BEGIN Records provided

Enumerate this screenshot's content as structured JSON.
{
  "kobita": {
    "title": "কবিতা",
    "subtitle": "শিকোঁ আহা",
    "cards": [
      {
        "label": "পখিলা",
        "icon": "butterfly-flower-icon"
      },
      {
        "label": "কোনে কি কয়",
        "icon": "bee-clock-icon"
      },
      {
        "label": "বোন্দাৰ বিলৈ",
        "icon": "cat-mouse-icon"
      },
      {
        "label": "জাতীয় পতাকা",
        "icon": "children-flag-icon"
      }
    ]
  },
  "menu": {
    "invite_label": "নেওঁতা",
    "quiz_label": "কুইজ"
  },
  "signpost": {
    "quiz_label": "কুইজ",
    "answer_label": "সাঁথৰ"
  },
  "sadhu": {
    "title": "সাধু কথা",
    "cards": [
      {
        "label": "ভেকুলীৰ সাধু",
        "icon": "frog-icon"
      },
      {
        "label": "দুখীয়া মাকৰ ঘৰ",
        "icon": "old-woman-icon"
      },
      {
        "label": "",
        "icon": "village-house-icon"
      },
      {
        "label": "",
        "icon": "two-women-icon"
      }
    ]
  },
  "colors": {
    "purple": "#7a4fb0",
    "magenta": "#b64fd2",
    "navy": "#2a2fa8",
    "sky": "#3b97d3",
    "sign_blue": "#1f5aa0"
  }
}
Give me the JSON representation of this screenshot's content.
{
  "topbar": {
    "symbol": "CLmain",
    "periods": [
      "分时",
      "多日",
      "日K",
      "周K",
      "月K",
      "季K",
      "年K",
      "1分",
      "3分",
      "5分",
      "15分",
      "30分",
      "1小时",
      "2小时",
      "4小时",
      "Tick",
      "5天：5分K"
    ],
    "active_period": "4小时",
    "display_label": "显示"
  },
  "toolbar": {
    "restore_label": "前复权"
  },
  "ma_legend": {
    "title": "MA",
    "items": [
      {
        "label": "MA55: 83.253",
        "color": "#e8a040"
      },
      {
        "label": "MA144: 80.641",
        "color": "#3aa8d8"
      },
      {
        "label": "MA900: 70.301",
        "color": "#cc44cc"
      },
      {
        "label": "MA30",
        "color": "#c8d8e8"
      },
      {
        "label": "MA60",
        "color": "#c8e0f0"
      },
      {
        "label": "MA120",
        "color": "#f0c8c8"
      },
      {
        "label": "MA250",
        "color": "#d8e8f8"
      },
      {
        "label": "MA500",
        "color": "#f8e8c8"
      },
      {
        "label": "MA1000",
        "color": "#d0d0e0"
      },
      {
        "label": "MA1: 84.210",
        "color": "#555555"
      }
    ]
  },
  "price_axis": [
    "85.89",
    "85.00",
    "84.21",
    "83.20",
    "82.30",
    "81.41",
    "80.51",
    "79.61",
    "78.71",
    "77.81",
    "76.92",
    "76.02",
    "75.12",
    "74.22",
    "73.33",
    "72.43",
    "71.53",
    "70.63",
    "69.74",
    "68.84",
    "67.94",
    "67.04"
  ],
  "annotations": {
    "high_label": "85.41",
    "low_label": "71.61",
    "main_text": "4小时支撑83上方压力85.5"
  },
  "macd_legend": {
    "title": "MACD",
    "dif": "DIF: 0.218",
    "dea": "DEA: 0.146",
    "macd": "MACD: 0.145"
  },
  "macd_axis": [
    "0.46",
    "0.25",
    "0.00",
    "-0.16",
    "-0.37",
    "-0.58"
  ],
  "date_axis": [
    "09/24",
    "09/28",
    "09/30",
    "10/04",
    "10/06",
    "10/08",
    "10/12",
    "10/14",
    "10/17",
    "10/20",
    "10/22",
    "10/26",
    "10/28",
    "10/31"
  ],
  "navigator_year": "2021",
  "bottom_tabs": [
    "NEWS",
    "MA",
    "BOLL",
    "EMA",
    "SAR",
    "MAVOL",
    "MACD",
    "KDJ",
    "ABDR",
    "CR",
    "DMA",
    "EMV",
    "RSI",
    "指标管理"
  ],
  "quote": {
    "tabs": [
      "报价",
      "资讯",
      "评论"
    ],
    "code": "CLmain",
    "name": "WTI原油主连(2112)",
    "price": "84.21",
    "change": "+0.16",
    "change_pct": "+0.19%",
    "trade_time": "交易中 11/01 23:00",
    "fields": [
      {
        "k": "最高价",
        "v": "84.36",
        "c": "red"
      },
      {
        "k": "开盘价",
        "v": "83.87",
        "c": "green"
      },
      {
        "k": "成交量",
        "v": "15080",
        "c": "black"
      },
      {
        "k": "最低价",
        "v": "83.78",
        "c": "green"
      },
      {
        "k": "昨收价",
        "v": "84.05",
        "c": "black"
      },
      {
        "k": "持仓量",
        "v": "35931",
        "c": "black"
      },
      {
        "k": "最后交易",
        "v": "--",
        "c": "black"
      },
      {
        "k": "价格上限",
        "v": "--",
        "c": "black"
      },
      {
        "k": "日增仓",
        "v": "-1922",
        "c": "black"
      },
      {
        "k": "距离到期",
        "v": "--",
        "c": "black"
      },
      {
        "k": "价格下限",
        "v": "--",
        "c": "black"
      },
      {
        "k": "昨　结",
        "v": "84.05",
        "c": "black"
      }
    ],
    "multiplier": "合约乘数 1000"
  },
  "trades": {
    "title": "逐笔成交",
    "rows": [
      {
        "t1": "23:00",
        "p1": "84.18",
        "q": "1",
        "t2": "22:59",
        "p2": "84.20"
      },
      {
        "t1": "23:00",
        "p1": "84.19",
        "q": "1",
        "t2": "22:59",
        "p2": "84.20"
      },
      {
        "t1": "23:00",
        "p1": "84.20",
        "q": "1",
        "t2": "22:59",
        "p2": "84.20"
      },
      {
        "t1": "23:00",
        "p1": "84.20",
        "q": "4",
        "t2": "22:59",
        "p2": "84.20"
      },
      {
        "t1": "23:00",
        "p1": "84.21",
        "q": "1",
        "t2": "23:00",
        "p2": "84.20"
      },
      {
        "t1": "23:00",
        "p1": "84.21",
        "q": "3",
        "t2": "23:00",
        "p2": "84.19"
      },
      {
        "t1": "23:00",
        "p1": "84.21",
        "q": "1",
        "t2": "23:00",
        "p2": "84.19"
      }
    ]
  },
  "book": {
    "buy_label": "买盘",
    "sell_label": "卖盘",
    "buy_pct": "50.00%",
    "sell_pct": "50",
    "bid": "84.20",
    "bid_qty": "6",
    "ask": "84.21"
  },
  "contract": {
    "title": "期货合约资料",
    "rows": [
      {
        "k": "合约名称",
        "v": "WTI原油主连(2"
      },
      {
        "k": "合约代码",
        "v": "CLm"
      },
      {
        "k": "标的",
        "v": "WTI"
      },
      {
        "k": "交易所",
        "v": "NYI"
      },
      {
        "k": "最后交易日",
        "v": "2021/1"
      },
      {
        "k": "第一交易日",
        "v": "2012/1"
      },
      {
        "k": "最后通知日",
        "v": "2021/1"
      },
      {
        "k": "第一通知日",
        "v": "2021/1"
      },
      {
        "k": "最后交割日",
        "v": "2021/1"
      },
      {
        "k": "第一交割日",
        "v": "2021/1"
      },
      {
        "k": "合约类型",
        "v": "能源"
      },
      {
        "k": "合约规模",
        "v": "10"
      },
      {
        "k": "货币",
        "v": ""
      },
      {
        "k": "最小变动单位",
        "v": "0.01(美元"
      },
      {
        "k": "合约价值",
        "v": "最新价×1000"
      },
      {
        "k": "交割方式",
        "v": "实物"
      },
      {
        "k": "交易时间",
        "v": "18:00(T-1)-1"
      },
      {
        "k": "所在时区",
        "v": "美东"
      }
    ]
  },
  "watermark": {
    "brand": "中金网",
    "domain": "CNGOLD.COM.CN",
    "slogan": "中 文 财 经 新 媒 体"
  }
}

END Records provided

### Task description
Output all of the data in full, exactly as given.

### Problem solution
Enumerate this screenshot's content as structured JSON.
{
  "kobita": {
    "title": "কবিতা",
    "subtitle": "শিকোঁ আহা",
    "cards": [
      {
        "label": "পখিলা",
        "icon": "butterfly-flower-icon"
      },
      {
        "label": "কোনে কি কয়",
        "icon": "bee-clock-icon"
      },
      {
        "label": "বোন্দাৰ বিলৈ",
        "icon": "cat-mouse-icon"
      },
      {
        "label": "জাতীয় পতাকা",
        "icon": "children-flag-icon"
      }
    ]
  },
  "menu": {
    "invite_label": "নেওঁতা",
    "quiz_label": "কুইজ"
  },
  "signpost": {
    "quiz_label": "কুইজ",
    "answer_label": "সাঁথৰ"
  },
  "sadhu": {
    "title": "সাধু কথা",
    "cards": [
      {
        "label": "ভেকুলীৰ সাধু",
        "icon": "frog-icon"
      },
      {
        "label": "দুখীয়া মাকৰ ঘৰ",
        "icon": "old-woman-icon"
      },
      {
        "label": "",
        "icon": "village-house-icon"
      },
      {
        "label": "",
        "icon": "two-women-icon"
      }
    ]
  },
  "colors": {
    "purple": "#7a4fb0",
    "magenta": "#b64fd2",
    "navy": "#2a2fa8",
    "sky": "#3b97d3",
    "sign_blue": "#1f5aa0"
  }
}
Give me the JSON representation of this screenshot's content.
{
  "topbar": {
    "symbol": "CLmain",
    "periods": [
      "分时",
      "多日",
      "日K",
      "周K",
      "月K",
      "季K",
      "年K",
      "1分",
      "3分",
      "5分",
      "15分",
      "30分",
      "1小时",
      "2小时",
      "4小时",
      "Tick",
      "5天：5分K"
    ],
    "active_period": "4小时",
    "display_label": "显示"
  },
  "toolbar": {
    "restore_label": "前复权"
  },
  "ma_legend": {
    "title": "MA",
    "items": [
      {
        "label": "MA55: 83.253",
        "color": "#e8a040"
      },
      {
        "label": "MA144: 80.641",
        "color": "#3aa8d8"
      },
      {
        "label": "MA900: 70.301",
        "color": "#cc44cc"
      },
      {
        "label": "MA30",
        "color": "#c8d8e8"
      },
      {
        "label": "MA60",
        "color": "#c8e0f0"
      },
      {
        "label": "MA120",
        "color": "#f0c8c8"
      },
      {
        "label": "MA250",
        "color": "#d8e8f8"
      },
      {
        "label": "MA500",
        "color": "#f8e8c8"
      },
      {
        "label": "MA1000",
        "color": "#d0d0e0"
      },
      {
        "label": "MA1: 84.210",
        "color": "#555555"
      }
    ]
  },
  "price_axis": [
    "85.89",
    "85.00",
    "84.21",
    "83.20",
    "82.30",
    "81.41",
    "80.51",
    "79.61",
    "78.71",
    "77.81",
    "76.92",
    "76.02",
    "75.12",
    "74.22",
    "73.33",
    "72.43",
    "71.53",
    "70.63",
    "69.74",
    "68.84",
    "67.94",
    "67.04"
  ],
  "annotations": {
    "high_label": "85.41",
    "low_label": "71.61",
    "main_text": "4小时支撑83上方压力85.5"
  },
  "macd_legend": {
    "title": "MACD",
    "dif": "DIF: 0.218",
    "dea": "DEA: 0.146",
    "macd": "MACD: 0.145"
  },
  "macd_axis": [
    "0.46",
    "0.25",
    "0.00",
    "-0.16",
    "-0.37",
    "-0.58"
  ],
  "date_axis": [
    "09/24",
    "09/28",
    "09/30",
    "10/04",
    "10/06",
    "10/08",
    "10/12",
    "10/14",
    "10/17",
    "10/20",
    "10/22",
    "10/26",
    "10/28",
    "10/31"
  ],
  "navigator_year": "2021",
  "bottom_tabs": [
    "NEWS",
    "MA",
    "BOLL",
    "EMA",
    "SAR",
    "MAVOL",
    "MACD",
    "KDJ",
    "ABDR",
    "CR",
    "DMA",
    "EMV",
    "RSI",
    "指标管理"
  ],
  "quote": {
    "tabs": [
      "报价",
      "资讯",
      "评论"
    ],
    "code": "CLmain",
    "name": "WTI原油主连(2112)",
    "price": "84.21",
    "change": "+0.16",
    "change_pct": "+0.19%",
    "trade_time": "交易中 11/01 23:00",
    "fields": [
      {
        "k": "最高价",
        "v": "84.36",
        "c": "red"
      },
      {
        "k": "开盘价",
        "v": "83.87",
        "c": "green"
      },
      {
        "k": "成交量",
        "v": "15080",
        "c": "black"
      },
      {
        "k": "最低价",
        "v": "83.78",
        "c": "green"
      },
      {
        "k": "昨收价",
        "v": "84.05",
        "c": "black"
      },
      {
        "k": "持仓量",
        "v": "35931",
        "c": "black"
      },
      {
        "k": "最后交易",
        "v": "--",
        "c": "black"
      },
      {
        "k": "价格上限",
        "v": "--",
        "c": "black"
      },
      {
        "k": "日增仓",
        "v": "-1922",
        "c": "black"
      },
      {
        "k": "距离到期",
        "v": "--",
        "c": "black"
      },
      {
        "k": "价格下限",
        "v": "--",
        "c": "black"
      },
      {
        "k": "昨　结",
        "v": "84.05",
        "c": "black"
      }
    ],
    "multiplier": "合约乘数 1000"
  },
  "trades": {
    "title": "逐笔成交",
    "rows": [
      {
        "t1": "23:00",
        "p1": "84.18",
        "q": "1",
        "t2": "22:59",
        "p2": "84.20"
      },
      {
        "t1": "23:00",
        "p1": "84.19",
        "q": "1",
        "t2": "22:59",
        "p2": "84.20"
      },
      {
        "t1": "23:00",
        "p1": "84.20",
        "q": "1",
        "t2": "22:59",
        "p2": "84.20"
      },
      {
        "t1": "23:00",
        "p1": "84.20",
        "q": "4",
        "t2": "22:59",
        "p2": "84.20"
      },
      {
        "t1": "23:00",
        "p1": "84.21",
        "q": "1",
        "t2": "23:00",
        "p2": "84.20"
      },
      {
        "t1": "23:00",
        "p1": "84.21",
        "q": "3",
        "t2": "23:00",
        "p2": "84.19"
      },
      {
        "t1": "23:00",
        "p1": "84.21",
        "q": "1",
        "t2": "23:00",
        "p2": "84.19"
      }
    ]
  },
  "book": {
    "buy_label": "买盘",
    "sell_label": "卖盘",
    "buy_pct": "50.00%",
    "sell_pct": "50",
    "bid": "84.20",
    "bid_qty": "6",
    "ask": "84.21"
  },
  "contract": {
    "title": "期货合约资料",
    "rows": [
      {
        "k": "合约名称",
        "v": "WTI原油主连(2"
      },
      {
        "k": "合约代码",
        "v": "CLm"
      },
      {
        "k": "标的",
        "v": "WTI"
      },
      {
        "k": "交易所",
        "v": "NYI"
      },
      {
        "k": "最后交易日",
        "v": "2021/1"
      },
      {
        "k": "第一交易日",
        "v": "2012/1"
      },
      {
        "k": "最后通知日",
        "v": "2021/1"
      },
      {
        "k": "第一通知日",
        "v": "2021/1"
      },
      {
        "k": "最后交割日",
        "v": "2021/1"
      },
      {
        "k": "第一交割日",
        "v": "2021/1"
      },
      {
        "k": "合约类型",
        "v": "能源"
      },
      {
        "k": "合约规模",
        "v": "10"
      },
      {
        "k": "货币",
        "v": ""
      },
      {
        "k": "最小变动单位",
        "v": "0.01(美元"
      },
      {
        "k": "合约价值",
        "v": "最新价×1000"
      },
      {
        "k": "交割方式",
        "v": "实物"
      },
      {
        "k": "交易时间",
        "v": "18:00(T-1)-1"
      },
      {
        "k": "所在时区",
        "v": "美东"
      }
    ]
  },
  "watermark": {
    "brand": "中金网",
    "domain": "CNGOLD.COM.CN",
    "slogan": "中 文 财 经 新 媒 体"
  }
}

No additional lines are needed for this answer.